For John F. Kennedy, this war was his call for an all-out technological effort to beat the Soviets in the race to the moon. For Lyndon Johnson, it was the war on poverty, a series of federal programs that sought to alter the bleak economic landscape that affected one-fifth of the population, which was mired in poverty during his presidency. For some presidents, including Richard Nixon, Ronald Reagan, George W. Bush, George H.W. Bush and Bill Clinton, it has been the enduring war on drugs, focused on ending illicit drug use, a battle with mixed results that rages on.
And then there was one other skirmish started by a most unlikely White House incumbent, President Nixon. Entangled in a deeply unpopular war in Southeast Asia, President Nixon sought some dramatic initiative that could signify to voters that he was more than a warmonger, an appellation commonly affixed to his name.1 Six months before the infamous Watergate burglary, during his 1971 State of the Union address, he telegraphed his intentions to vanquish cancer when he pledged $100 million toward this battle. President Nixon declared, “I hope in the years ahead we will look back on this action today as the most significant action taken during my administration.”2

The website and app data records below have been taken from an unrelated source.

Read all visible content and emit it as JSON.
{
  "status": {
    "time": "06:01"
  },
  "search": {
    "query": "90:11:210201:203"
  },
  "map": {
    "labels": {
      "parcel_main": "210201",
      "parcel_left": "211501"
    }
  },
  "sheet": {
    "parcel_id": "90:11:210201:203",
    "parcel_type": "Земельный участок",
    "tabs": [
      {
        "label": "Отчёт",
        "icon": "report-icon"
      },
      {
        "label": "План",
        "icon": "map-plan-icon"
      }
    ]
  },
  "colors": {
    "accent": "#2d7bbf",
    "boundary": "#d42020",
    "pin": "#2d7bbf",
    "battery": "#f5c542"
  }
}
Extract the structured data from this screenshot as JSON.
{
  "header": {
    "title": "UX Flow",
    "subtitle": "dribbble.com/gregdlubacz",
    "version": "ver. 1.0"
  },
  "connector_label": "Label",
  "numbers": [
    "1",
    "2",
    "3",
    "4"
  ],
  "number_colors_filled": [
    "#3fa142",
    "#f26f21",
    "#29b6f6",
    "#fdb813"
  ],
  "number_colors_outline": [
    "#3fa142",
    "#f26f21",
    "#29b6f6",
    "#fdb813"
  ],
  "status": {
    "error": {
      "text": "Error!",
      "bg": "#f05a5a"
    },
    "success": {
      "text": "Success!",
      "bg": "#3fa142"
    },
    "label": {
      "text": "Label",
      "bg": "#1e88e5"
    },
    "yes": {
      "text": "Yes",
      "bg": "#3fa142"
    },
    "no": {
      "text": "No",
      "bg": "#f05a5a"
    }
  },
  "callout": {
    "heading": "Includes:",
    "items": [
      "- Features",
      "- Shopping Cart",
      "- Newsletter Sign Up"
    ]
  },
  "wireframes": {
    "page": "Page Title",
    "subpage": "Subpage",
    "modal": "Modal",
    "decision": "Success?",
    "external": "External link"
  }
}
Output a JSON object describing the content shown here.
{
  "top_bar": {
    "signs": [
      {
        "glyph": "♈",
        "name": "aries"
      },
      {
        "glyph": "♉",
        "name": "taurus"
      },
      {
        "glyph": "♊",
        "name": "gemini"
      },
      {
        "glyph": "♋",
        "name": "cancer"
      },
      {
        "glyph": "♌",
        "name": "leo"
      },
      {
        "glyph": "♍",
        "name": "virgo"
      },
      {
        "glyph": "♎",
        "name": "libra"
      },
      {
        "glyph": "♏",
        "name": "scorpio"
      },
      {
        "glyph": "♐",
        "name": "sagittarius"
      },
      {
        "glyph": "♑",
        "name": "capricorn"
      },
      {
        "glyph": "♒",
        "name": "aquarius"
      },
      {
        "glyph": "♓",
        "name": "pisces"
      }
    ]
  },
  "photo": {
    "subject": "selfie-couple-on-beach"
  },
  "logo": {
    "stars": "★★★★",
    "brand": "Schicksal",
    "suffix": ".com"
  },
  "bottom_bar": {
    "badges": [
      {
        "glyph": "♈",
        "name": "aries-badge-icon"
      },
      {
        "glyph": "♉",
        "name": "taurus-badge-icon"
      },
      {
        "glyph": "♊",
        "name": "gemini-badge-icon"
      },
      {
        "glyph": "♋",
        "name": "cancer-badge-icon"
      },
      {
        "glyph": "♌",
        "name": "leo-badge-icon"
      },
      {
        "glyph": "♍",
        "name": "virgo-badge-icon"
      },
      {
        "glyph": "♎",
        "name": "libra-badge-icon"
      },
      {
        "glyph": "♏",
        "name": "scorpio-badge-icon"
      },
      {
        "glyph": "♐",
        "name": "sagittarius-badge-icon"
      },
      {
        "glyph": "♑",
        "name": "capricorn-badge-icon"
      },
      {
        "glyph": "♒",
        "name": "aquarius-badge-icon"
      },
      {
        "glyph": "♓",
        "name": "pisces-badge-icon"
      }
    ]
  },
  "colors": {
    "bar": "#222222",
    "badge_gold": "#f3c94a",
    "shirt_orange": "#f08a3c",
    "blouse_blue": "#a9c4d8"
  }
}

I will let others judge whether this laudable effort compensates for President Nixon’s policy blunders in Vietnam or his impeachable behavior during the Watergate scandal. Immediately after declaring this war, President Nixon—always the shrewd politician—ordered the conversion of the Army’s Fort Detrick, Md., biological warfare facility to a cancer research center, a biblical gesture. A depot of germ warfare was transformed into the Frederick Cancer Research and Development Center, an internationally recognized facility for cancer and AIDS research.1